A reaction in which one of the components acts in an antarfacial manner will involve a different stereochemistry. For one of the systems to act antarfacially, it has to intervene on both sides of the π-system. In a two-electron system it will be quite difficult for it to intervene from above and below, since this would imply a very large deformation, therefore we will have to consider that the 2-electron system is going to approach with a totally different orientation if we want one of the components to act in an antarfacial way, and that different orientation for one of them to intervene in an antarfacial way must be:
It is an orientation in which the 2-electron system is in the plane of the paper, and the 4-electron system is in a perpendicular plane, such that one of the lobes can interact with the top of the 4-electron system, while the other can interact with the bottom.
This orientation implies a stereochemical change in the substituents of those systems, so that would result in a product where the original part of the two-electron system maintains the stereochemistry, however the stereochemistry of the carbons that were part of the 4-membered system has to change.
So if the reaction is supra-supra it implies retention of the configuration of the different chiral centers involved in the reaction. If the reaction is supra-antara it implies the change of configuration of one of the chiral carbons formed.
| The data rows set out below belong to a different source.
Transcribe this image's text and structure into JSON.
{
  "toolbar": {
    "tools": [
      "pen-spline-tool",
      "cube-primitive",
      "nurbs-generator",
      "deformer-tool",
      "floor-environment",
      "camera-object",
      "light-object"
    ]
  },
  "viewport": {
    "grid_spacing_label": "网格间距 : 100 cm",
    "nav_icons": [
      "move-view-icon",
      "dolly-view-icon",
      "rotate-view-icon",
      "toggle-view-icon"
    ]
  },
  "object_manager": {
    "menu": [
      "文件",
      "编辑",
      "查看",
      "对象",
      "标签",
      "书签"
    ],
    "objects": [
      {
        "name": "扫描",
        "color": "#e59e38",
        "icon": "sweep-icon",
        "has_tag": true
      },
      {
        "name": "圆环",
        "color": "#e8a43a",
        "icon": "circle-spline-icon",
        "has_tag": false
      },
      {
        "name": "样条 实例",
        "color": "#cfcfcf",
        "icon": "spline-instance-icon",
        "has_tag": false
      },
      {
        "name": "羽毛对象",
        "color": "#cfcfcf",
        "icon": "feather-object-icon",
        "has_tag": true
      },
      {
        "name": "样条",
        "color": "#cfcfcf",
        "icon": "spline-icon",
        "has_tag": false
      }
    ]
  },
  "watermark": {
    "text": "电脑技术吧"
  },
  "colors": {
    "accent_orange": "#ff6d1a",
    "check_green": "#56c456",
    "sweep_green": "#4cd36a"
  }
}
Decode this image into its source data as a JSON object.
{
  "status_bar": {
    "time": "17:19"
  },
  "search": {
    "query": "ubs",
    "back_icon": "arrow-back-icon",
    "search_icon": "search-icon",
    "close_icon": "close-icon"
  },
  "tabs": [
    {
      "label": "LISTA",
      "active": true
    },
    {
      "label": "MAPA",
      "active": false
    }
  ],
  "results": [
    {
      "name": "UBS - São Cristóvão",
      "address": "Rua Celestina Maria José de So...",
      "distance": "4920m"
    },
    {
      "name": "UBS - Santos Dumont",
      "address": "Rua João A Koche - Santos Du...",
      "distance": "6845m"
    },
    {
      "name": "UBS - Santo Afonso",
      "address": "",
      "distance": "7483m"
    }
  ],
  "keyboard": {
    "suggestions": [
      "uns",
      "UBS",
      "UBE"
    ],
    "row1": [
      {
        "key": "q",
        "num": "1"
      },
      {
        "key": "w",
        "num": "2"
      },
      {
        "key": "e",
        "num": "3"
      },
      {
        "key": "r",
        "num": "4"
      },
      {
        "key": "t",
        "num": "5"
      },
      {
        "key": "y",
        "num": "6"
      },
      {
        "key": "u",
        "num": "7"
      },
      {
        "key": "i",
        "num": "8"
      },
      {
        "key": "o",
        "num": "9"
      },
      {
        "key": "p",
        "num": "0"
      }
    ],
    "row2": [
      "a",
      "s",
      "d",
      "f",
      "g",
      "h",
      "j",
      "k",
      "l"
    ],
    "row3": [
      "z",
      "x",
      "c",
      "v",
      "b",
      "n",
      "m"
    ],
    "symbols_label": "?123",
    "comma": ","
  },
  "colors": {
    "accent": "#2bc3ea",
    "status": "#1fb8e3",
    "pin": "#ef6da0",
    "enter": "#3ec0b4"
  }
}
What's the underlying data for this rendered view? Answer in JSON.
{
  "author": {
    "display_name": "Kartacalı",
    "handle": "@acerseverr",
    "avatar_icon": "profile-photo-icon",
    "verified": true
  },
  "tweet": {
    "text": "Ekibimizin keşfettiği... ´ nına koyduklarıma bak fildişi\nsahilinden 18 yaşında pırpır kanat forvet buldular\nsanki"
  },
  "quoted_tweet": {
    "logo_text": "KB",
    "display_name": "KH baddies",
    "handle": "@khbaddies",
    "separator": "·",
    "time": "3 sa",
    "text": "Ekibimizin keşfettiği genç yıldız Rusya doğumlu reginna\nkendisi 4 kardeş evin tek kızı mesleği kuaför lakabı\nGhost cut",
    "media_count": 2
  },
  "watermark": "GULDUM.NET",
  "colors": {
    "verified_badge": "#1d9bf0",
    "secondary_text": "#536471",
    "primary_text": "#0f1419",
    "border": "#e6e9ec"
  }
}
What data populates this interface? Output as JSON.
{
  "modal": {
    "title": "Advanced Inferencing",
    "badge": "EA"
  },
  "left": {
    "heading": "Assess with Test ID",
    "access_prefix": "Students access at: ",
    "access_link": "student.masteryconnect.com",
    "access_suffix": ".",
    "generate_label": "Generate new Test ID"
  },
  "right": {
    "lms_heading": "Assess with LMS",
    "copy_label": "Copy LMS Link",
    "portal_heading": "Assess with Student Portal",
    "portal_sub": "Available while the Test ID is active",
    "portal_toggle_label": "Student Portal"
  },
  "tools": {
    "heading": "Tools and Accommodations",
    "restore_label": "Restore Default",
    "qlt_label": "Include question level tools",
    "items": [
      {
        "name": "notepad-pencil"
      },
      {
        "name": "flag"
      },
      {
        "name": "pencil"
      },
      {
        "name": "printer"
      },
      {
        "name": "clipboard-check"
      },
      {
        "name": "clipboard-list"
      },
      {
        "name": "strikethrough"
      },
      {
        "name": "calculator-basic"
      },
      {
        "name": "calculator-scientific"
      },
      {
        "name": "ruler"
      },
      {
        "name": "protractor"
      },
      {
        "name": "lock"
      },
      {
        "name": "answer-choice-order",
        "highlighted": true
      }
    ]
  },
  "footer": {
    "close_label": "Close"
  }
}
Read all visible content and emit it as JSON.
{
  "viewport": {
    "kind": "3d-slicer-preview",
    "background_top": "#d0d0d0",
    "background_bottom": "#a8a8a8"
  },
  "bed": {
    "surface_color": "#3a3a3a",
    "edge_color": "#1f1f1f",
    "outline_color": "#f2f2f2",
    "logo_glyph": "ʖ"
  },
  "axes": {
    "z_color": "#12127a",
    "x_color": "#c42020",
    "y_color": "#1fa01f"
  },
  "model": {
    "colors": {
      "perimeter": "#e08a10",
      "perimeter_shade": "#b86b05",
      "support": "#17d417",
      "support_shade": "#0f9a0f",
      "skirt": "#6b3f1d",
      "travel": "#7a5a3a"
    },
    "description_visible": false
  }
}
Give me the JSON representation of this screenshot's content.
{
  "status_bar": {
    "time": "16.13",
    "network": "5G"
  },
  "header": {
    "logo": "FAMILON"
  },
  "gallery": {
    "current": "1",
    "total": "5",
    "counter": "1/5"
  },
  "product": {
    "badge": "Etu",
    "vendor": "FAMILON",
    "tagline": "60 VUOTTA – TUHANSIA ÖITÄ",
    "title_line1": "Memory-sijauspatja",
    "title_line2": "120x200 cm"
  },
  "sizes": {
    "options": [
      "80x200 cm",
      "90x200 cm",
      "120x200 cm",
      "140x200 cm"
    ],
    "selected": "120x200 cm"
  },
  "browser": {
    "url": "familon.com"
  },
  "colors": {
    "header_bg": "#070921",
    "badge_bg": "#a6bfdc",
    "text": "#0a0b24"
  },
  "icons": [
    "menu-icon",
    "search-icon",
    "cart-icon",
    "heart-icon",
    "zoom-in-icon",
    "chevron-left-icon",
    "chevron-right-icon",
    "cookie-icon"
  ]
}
In addition, as a characteristic we had also seen that whether a reaction occurs or not, has to do with the number of electrons involved in the reaction. Thus we have seen that reactions with 4 electrons do not occur easily while those with 6 electrons do occur. But this ease of reaction is associated with stereochemistry. That is, the Diels-Alder reaction occurs very easily when both components act supra-facially. All the examples of Diels-Alder reactions in the ground state that have been studied involve stereospecificity and in addition the stereochemistry of the reactants in the products is conserved.
That is, if a pericyclic reaction (not only cycloaddition) occurs very easily and we add 2 electrons to the system involved in the reaction now it becomes very difficult to occur. If we have a pericyclic reaction with a certain number of electrons and a stereochemistry and it happens easily, if we change to another reaction with the same number of electrons but in such a way that we change the stereochemistry of one of the components, the reaction becomes difficult to happen. And this is a general thing for all the pericyclic reactions that we will see. Moreover, it will allow us to extract theoretical rules to predict whether or not and with what stereochemistry, depending on the number of electrons in the reaction.
Logically, everything we have said with respect to the ease and stereochemistry of pericyclic cycloaddition reactions is reversed when we move from thermal to photochemical reactions. That is, if one occurs easily with a certain stereochemistry in the ground state, it will be very difficult to occur with that stereochemistry (but it can occur with the stereochemistry changed) when passing to the excited state.
From these examples we have seen it can be summarized that the most normal is that supra-supra reactions occur, but we will see that the other possibilities can also occur depending on the reaction conditions and the number of electrons. Although if we have a cycloaddition reaction and it is a permitted supra-supra reaction, then the supra-antara will be forbidden, while the antara-antara will again be permitted.